Carrie’s obsession with shelling led her to start following various Facebook groups and Instagram accounts. She came across posts from people who have toured with Reel Kind Fishing and Tours. In 2018 we booked our first trip. The trip took us to Kice Island in the 10,000 Islands. The 10,000 Islands are a chain of islands and mangrove islets off the coast of southwest Florida.

This trip took us to another island. Today we visited Shell Island (Second Chance Reef). Shell Island is literally an island made of shells. As you stand in the middle of the island, you find yourself surrounded by piles of sun bleached shells and beautiful blue water. Shell Island is a designated/protected nesting site. Shell Island is closed from March 1st to Labor Day weekend.

Today, Captain Ryan, pictured here, was our tour guide. I always told my basketball players it is the little details that make the big differences. Captain Ryan definitely understands how the little details can make a big difference.

Captain Ryan pointing out some premier shelling areas on Shell Island

Once we got to the island and the boat was secure, Captain Ryan instructed us on where the best shelling would be. Off we went. My wife with her shell bag, I with a shell bag and my camera.

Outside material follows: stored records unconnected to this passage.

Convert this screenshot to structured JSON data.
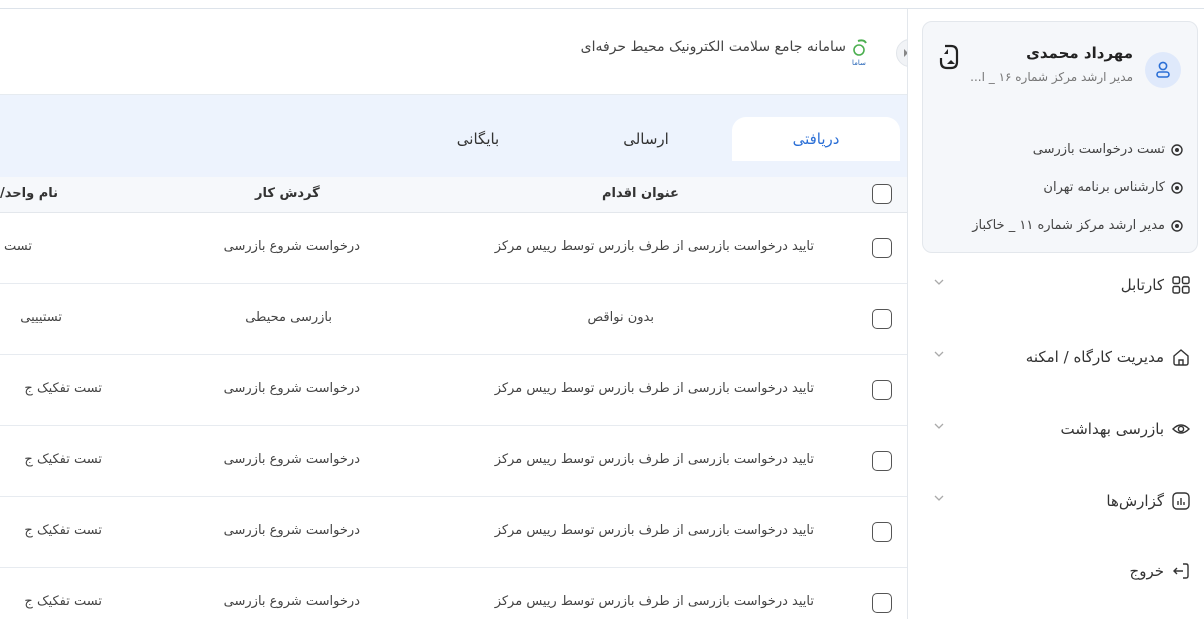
{
  "header": {
    "app_title": "سامانه جامع سلامت الکترونیک محیط حرفه‌ای",
    "logo_label": "ساما"
  },
  "tabs": [
    {
      "label": "دریافتی",
      "active": true
    },
    {
      "label": "ارسالی",
      "active": false
    },
    {
      "label": "بایگانی",
      "active": false
    }
  ],
  "table": {
    "columns": [
      "عنوان اقدام",
      "گردش کار",
      "نام واحد/"
    ],
    "rows": [
      {
        "action": "تایید درخواست بازرسی از طرف بازرس توسط رییس مرکز",
        "workflow": "درخواست شروع بازرسی",
        "unit": "تست"
      },
      {
        "action": "بدون نواقص",
        "workflow": "بازرسی محیطی",
        "unit": "تستیییی"
      },
      {
        "action": "تایید درخواست بازرسی از طرف بازرس توسط رییس مرکز",
        "workflow": "درخواست شروع بازرسی",
        "unit": "تست تفکیک ج"
      },
      {
        "action": "تایید درخواست بازرسی از طرف بازرس توسط رییس مرکز",
        "workflow": "درخواست شروع بازرسی",
        "unit": "تست تفکیک ج"
      },
      {
        "action": "تایید درخواست بازرسی از طرف بازرس توسط رییس مرکز",
        "workflow": "درخواست شروع بازرسی",
        "unit": "تست تفکیک ج"
      },
      {
        "action": "تایید درخواست بازرسی از طرف بازرس توسط رییس مرکز",
        "workflow": "درخواست شروع بازرسی",
        "unit": "تست تفکیک ج"
      }
    ]
  },
  "profile": {
    "name": "مهرداد محمدی",
    "role": "مدیر ارشد مرکز شماره ۱۶ _ ا...",
    "roles": [
      "تست درخواست بازرسی",
      "کارشناس برنامه تهران",
      "مدیر ارشد مرکز شماره ۱۱ _ خاکباز"
    ]
  },
  "nav": {
    "items": [
      {
        "label": "کارتابل",
        "icon": "grid-icon"
      },
      {
        "label": "مدیریت کارگاه / امکنه",
        "icon": "home-icon"
      },
      {
        "label": "بازرسی بهداشت",
        "icon": "eye-icon"
      },
      {
        "label": "گزارش‌ها",
        "icon": "chart-icon"
      }
    ],
    "logout": "خروج"
  },
  "colors": {
    "accent": "#2b6fd6",
    "tabbar_bg": "#edf3fd",
    "card_bg": "#f5f7fa"
  }
}
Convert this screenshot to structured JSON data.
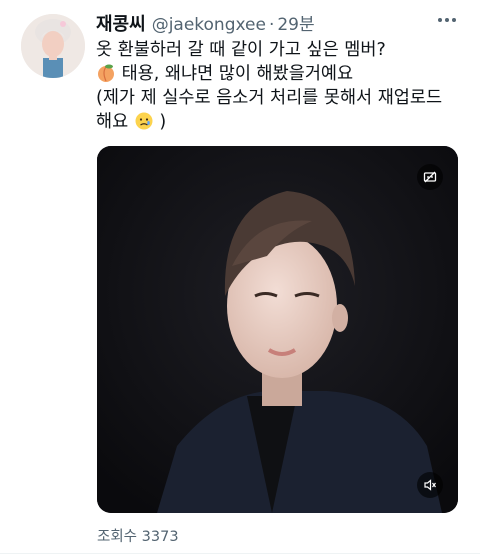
{
  "tweet": {
    "display_name": "재콩씨",
    "handle": "@jaekongxee",
    "separator": "·",
    "time": "29분",
    "text_line1": "옷 환불하러 갈 때 같이 가고 싶은 멤버?",
    "text_line2": "태용, 왜냐면 많이 해봤을거예요",
    "text_line3": "(제가 제 실수로 음소거 처리를 못해서 재업로드",
    "text_line4": "해요",
    "text_line4_end": ")",
    "views_label": "조회수",
    "views_count": "3373"
  },
  "icons": {
    "more": "more-horizontal-icon",
    "emoji_line2": "peach-emoji",
    "emoji_line4": "crying-face-emoji",
    "caption": "captions-off-icon",
    "mute": "volume-muted-icon"
  },
  "colors": {
    "text_primary": "#0f1419",
    "text_secondary": "#536471",
    "media_bg": "#101014"
  }
}
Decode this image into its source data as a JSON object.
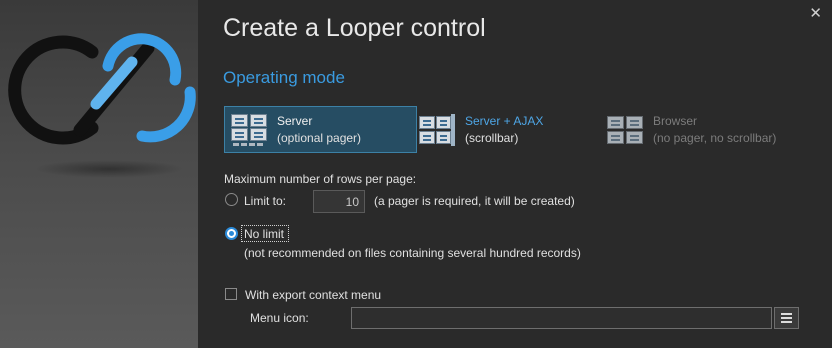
{
  "dialog": {
    "title": "Create a Looper control",
    "close_glyph": "✕"
  },
  "operating_mode": {
    "heading": "Operating mode",
    "options": [
      {
        "line1": "Server",
        "line2": "(optional pager)",
        "selected": true,
        "icon": "grid-pager-icon"
      },
      {
        "line1": "Server + AJAX",
        "line2": "(scrollbar)",
        "selected": false,
        "icon": "grid-scrollbar-icon"
      },
      {
        "line1": "Browser",
        "line2": "(no pager, no scrollbar)",
        "selected": false,
        "enabled": false,
        "icon": "grid-browser-icon"
      }
    ]
  },
  "rows": {
    "heading": "Maximum number of rows per page:",
    "limit_label": "Limit to:",
    "limit_value": "10",
    "limit_note": "(a pager is required, it will be created)",
    "no_limit_label": "No limit",
    "no_limit_note": "(not recommended on files containing several hundred records)",
    "selected": "no_limit"
  },
  "export": {
    "label": "With export context menu",
    "checked": false
  },
  "menu_icon": {
    "label": "Menu icon:",
    "value": ""
  },
  "colors": {
    "accent": "#3a9be0",
    "selection": "#264d63",
    "logo_blue": "#3a9ee8",
    "logo_black": "#111111"
  }
}
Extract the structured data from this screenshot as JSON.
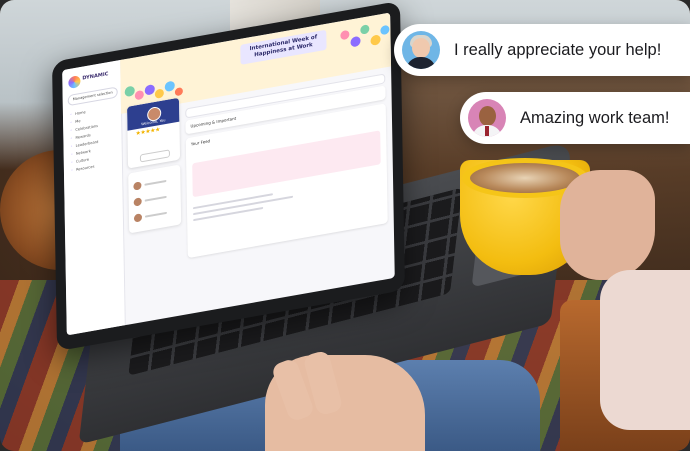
{
  "app": {
    "logo_text": "DYNAMIC",
    "management_pill": "Management selection",
    "banner_title": "International Week of Happiness at Work",
    "welcome": "Welcome, You",
    "stars": "★★★★★",
    "nav_items": [
      "Home",
      "Me",
      "Celebrations",
      "Rewards",
      "Leaderboard",
      "Network",
      "Culture",
      "Resources"
    ],
    "feed_heading_1": "Upcoming & Important",
    "feed_heading_2": "Your Feed"
  },
  "chat": {
    "messages": [
      {
        "text": "I really appreciate your help!",
        "avatar": "woman-avatar"
      },
      {
        "text": "Amazing work team!",
        "avatar": "man-avatar"
      }
    ]
  },
  "colors": {
    "bubble_bg": "#ffffff",
    "cup_yellow": "#f3bd10",
    "app_accent": "#2d3f8f"
  }
}
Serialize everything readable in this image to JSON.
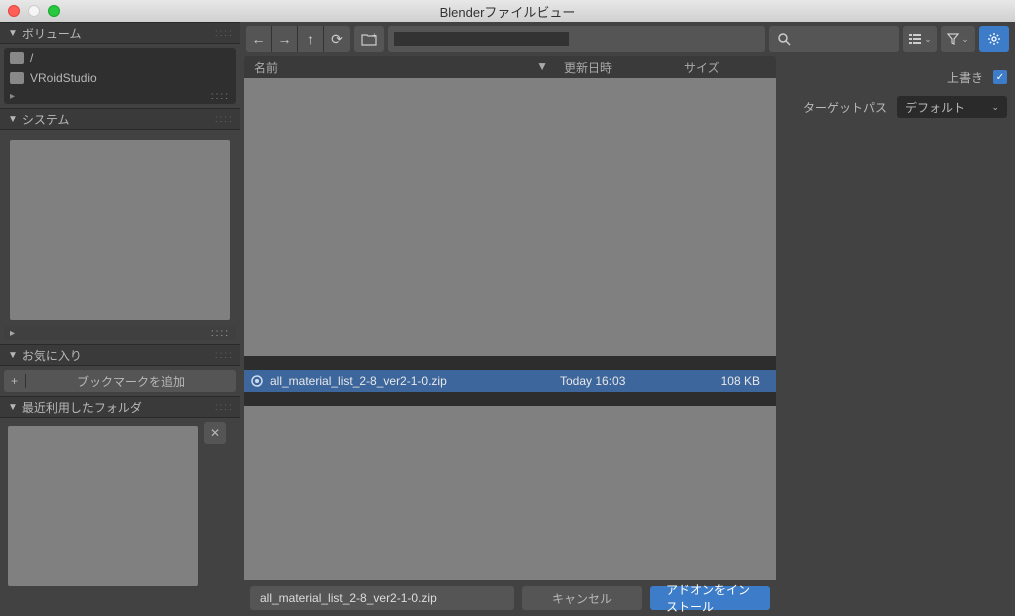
{
  "window": {
    "title": "Blenderファイルビュー"
  },
  "sidebar": {
    "volumes": {
      "title": "ボリューム",
      "items": [
        {
          "label": "/"
        },
        {
          "label": "VRoidStudio"
        }
      ]
    },
    "system": {
      "title": "システム"
    },
    "favorites": {
      "title": "お気に入り",
      "add_bookmark": "ブックマークを追加"
    },
    "recent": {
      "title": "最近利用したフォルダ"
    }
  },
  "toolbar": {
    "search_placeholder": ""
  },
  "columns": {
    "name": "名前",
    "date": "更新日時",
    "size": "サイズ"
  },
  "files": {
    "selected": {
      "name": "all_material_list_2-8_ver2-1-0.zip",
      "date": "Today 16:03",
      "size": "108 KB"
    }
  },
  "props": {
    "overwrite_label": "上書き",
    "overwrite_checked": true,
    "target_path_label": "ターゲットパス",
    "target_path_value": "デフォルト"
  },
  "footer": {
    "filename": "all_material_list_2-8_ver2-1-0.zip",
    "cancel": "キャンセル",
    "install": "アドオンをインストール"
  }
}
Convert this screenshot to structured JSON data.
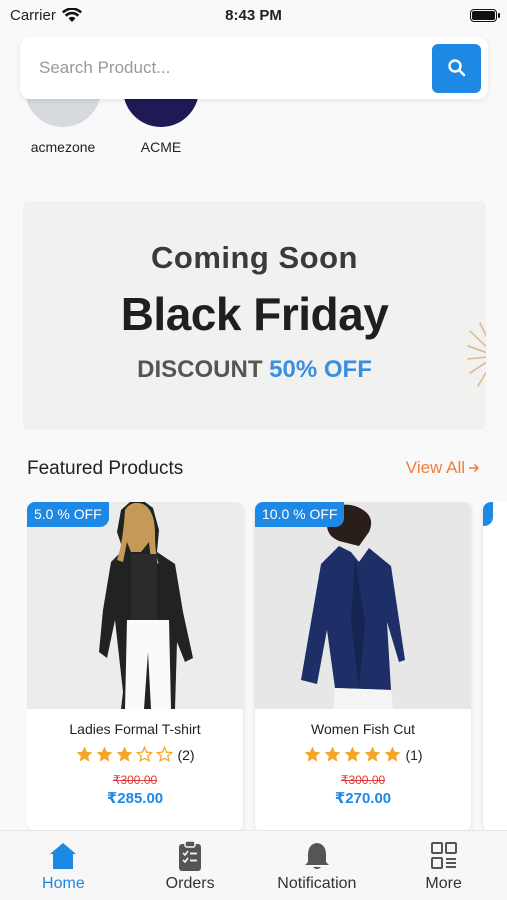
{
  "status_bar": {
    "carrier": "Carrier",
    "time": "8:43 PM"
  },
  "search": {
    "placeholder": "Search Product..."
  },
  "brands": [
    {
      "label": "acmezone",
      "color": "#d6d9dd"
    },
    {
      "label": "ACME",
      "color": "#1d1a55"
    }
  ],
  "banner": {
    "coming": "Coming Soon",
    "title": "Black Friday",
    "discount_prefix": "DISCOUNT",
    "discount_value": "50% OFF"
  },
  "featured": {
    "title": "Featured Products",
    "view_all": "View All"
  },
  "products": [
    {
      "badge": "5.0 % OFF",
      "name": "Ladies Formal T-shirt",
      "rating": 3,
      "rating_count": "(2)",
      "old_price": "₹300.00",
      "price": "₹285.00"
    },
    {
      "badge": "10.0 % OFF",
      "name": "Women Fish Cut",
      "rating": 5,
      "rating_count": "(1)",
      "old_price": "₹300.00",
      "price": "₹270.00"
    }
  ],
  "nav": [
    {
      "label": "Home",
      "icon": "home-icon",
      "active": true
    },
    {
      "label": "Orders",
      "icon": "clipboard-icon",
      "active": false
    },
    {
      "label": "Notification",
      "icon": "bell-icon",
      "active": false
    },
    {
      "label": "More",
      "icon": "grid-icon",
      "active": false
    }
  ],
  "colors": {
    "accent": "#1e88e5",
    "view_all": "#f07d3a",
    "old_price": "#e53935",
    "star": "#f5a623"
  }
}
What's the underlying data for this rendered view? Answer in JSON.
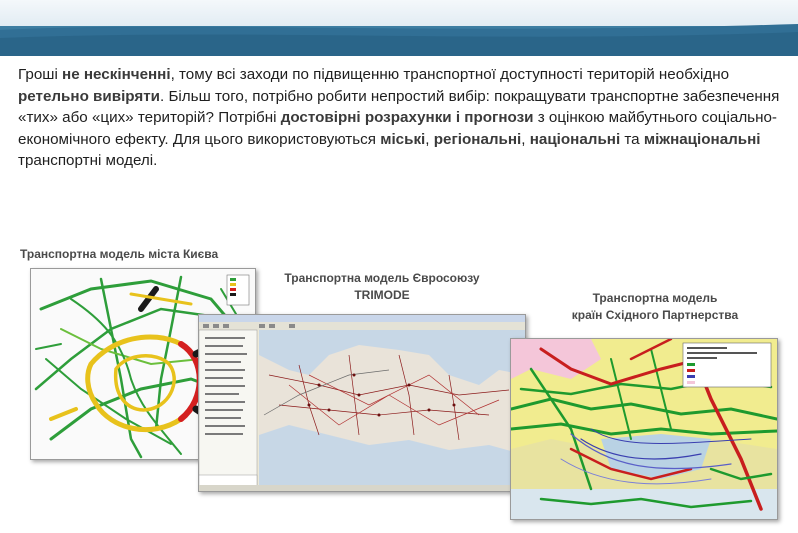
{
  "paragraph": {
    "t1": "Гроші ",
    "b1": "не нескінченні",
    "t2": ", тому всі заходи по підвищенню транспортної доступності територій необхідно ",
    "b2": "ретельно вивіряти",
    "t3": ". Більш того, потрібно робити непростий вибір: покращувати транспортне забезпечення «тих» або «цих» територій? Потрібні ",
    "b3": "достовірні розрахунки і прогнози",
    "t4": " з оцінкою майбутнього соціально-економічного ефекту. Для цього використовуються ",
    "b4": "міські",
    "t5": ", ",
    "b5": "регіональні",
    "t6": ", ",
    "b6": "національні",
    "t7": " та ",
    "b7": "міжнаціональні",
    "t8": " транспортні моделі."
  },
  "captions": {
    "kyiv": "Транспортна модель міста Києва",
    "eu_line1": "Транспортна модель Євросоюзу",
    "eu_line2": "TRIMODE",
    "eap_line1": "Транспортна модель",
    "eap_line2": "країн Східного Партнерства"
  },
  "images": {
    "kyiv_map": "kyiv-network-map",
    "eu_map": "eu-trimode-software-map",
    "eap_map": "eap-model-map"
  },
  "colors": {
    "banner": "#2a6a90",
    "network_green": "#2e9e3a",
    "network_yellow": "#e8c21c",
    "network_red": "#d42020"
  }
}
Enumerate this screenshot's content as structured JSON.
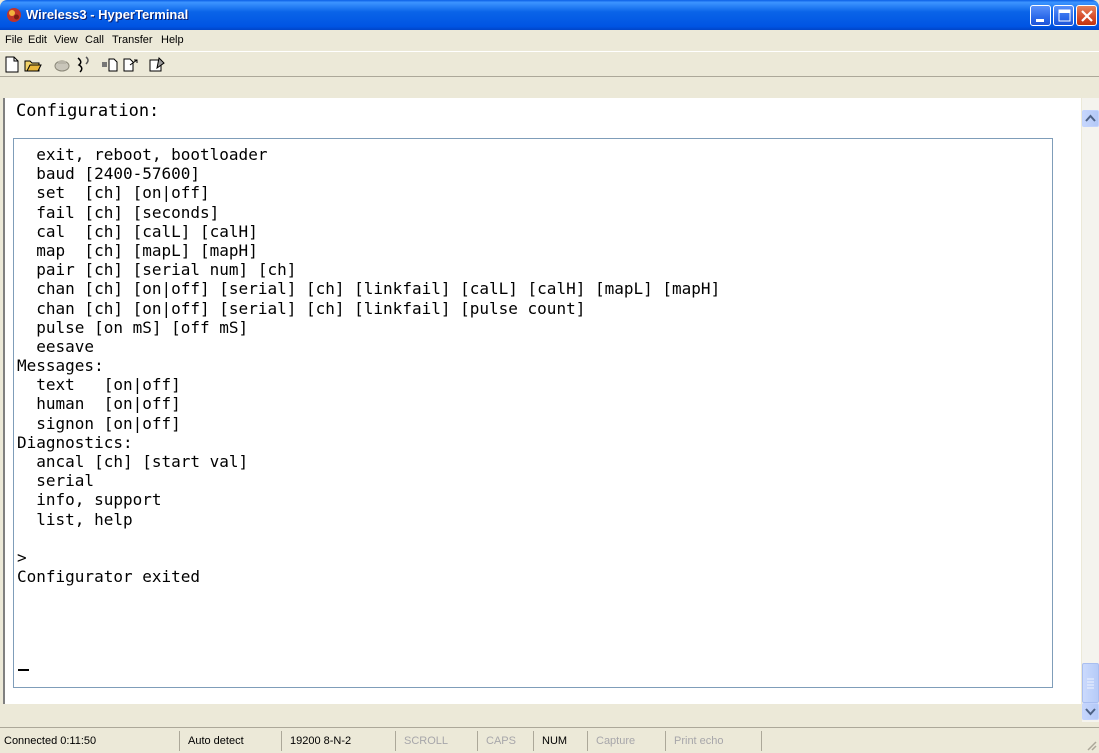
{
  "window": {
    "title": "Wireless3 - HyperTerminal"
  },
  "menu": {
    "items": [
      "File",
      "Edit",
      "View",
      "Call",
      "Transfer",
      "Help"
    ]
  },
  "toolbar": {
    "icons": [
      "new-icon",
      "open-icon",
      "connect-icon",
      "disconnect-icon",
      "send-icon",
      "receive-icon",
      "properties-icon"
    ]
  },
  "terminal": {
    "header": "Configuration:",
    "lines": [
      "  exit, reboot, bootloader",
      "  baud [2400-57600]",
      "  set  [ch] [on|off]",
      "  fail [ch] [seconds]",
      "  cal  [ch] [calL] [calH]",
      "  map  [ch] [mapL] [mapH]",
      "  pair [ch] [serial num] [ch]",
      "  chan [ch] [on|off] [serial] [ch] [linkfail] [calL] [calH] [mapL] [mapH]",
      "  chan [ch] [on|off] [serial] [ch] [linkfail] [pulse count]",
      "  pulse [on mS] [off mS]",
      "  eesave",
      "Messages:",
      "  text   [on|off]",
      "  human  [on|off]",
      "  signon [on|off]",
      "Diagnostics:",
      "  ancal [ch] [start val]",
      "  serial",
      "  info, support",
      "  list, help",
      "",
      ">",
      "Configurator exited"
    ]
  },
  "statusbar": {
    "connected": "Connected 0:11:50",
    "detect": "Auto detect",
    "settings": "19200 8-N-2",
    "scroll": "SCROLL",
    "caps": "CAPS",
    "num": "NUM",
    "capture": "Capture",
    "print_echo": "Print echo"
  }
}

We both knew she was serious about the shells and I was serious about getting some interesting photos.

One would would think it would be difficult finding a lot of interesting things to photograph on an island made of shells in the middle of the the Gulf of Mexico. Once you take a closer look you find the place full of beauty and interesting photo opportunities.

Earlier I mentioned the little details make the big difference. After our morning on Shell Island we headed back to port. On our way back Captain Ryan noticed a group of jet skis slowly maneuvering near the shore. He took the time to swing over by the jet skis because his experience told him the people on the jet skis were viewing dolphins. As we pulled close we saw at least four dolphins swimming near the shore and feeding. Captain Ryan worked hard to get me in position for a photo of the dolphins. Trying to get a photo of a dolphin breaching is like playing “whack-a-mole.” By the time I got the camera in position and focused, they were gone. Captain Ryan was more than patient as we tried to get a good photo, which I never was really able to do.

After what I thought was a full morning of shelling and dolphin sightseeing, Captain Ryan had one more surprise for us. He slowly cruised along the shore just up from the dolphin sighting where he noticed some shore birds. We watched the beautiful Roseate Spoonbills feeding in the water. Captain Ryan graciously maneuvered the boat, again working to get some photos of those beautiful birds.

Captain Ryan found this beautiful Lightning Whelk deep in the sand. He gave it to me. As we walked over by my wife, Carrie, he said, “Look what your husband found.”

Of course I did not take credit for the find, but this is another example of just how dedicated Captain Ryan is to making your shelling experience the best it possibly can be.

This selflessness is not just the trait of Captain Ryan. When we went with Captain Jesse on our first tour, he also shared some of his fantastic finds with us and the other people who joined us on the tour.

Twice we have gone with Reel Kind to shell in the 10,000 Islands and twice we have had a fantastic time with some great finds. We still haven’t found the elusive Junonia shell, but it isn’t without trying. Maybe the third time will be the charm.

Various wildlife and nature photos from our Florida adventures can be purchased at

A great day was had by all!